## Work order
Below are records; how many of their lines contain "data"? Answer with only the number.
START Input material
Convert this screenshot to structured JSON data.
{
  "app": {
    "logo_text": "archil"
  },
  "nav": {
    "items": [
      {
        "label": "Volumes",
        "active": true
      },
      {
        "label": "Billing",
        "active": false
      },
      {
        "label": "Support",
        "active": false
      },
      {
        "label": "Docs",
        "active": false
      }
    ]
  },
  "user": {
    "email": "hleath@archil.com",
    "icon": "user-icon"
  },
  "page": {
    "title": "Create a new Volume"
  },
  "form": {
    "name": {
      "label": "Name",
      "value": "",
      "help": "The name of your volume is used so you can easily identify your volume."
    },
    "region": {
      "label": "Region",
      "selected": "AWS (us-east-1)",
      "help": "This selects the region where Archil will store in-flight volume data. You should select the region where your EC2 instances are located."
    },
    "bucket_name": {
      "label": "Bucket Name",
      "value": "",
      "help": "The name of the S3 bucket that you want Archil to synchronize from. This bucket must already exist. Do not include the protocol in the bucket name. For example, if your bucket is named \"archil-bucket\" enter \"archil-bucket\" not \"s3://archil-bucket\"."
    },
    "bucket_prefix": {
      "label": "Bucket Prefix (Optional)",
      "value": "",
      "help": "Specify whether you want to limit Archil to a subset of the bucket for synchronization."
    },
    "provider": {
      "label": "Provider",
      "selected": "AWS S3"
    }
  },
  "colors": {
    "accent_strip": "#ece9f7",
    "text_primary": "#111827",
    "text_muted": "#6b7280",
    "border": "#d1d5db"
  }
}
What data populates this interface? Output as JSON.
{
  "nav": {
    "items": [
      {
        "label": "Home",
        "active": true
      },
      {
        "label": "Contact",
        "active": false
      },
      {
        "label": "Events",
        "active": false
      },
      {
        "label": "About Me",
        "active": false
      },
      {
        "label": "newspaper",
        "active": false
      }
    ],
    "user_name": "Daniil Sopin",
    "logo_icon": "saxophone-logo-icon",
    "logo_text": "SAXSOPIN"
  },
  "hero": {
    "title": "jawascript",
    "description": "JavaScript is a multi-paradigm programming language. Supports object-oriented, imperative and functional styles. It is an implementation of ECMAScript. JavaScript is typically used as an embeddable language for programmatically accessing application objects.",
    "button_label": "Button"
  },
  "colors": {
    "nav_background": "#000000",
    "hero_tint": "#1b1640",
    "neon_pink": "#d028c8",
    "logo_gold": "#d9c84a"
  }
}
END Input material
## Solution for this task
3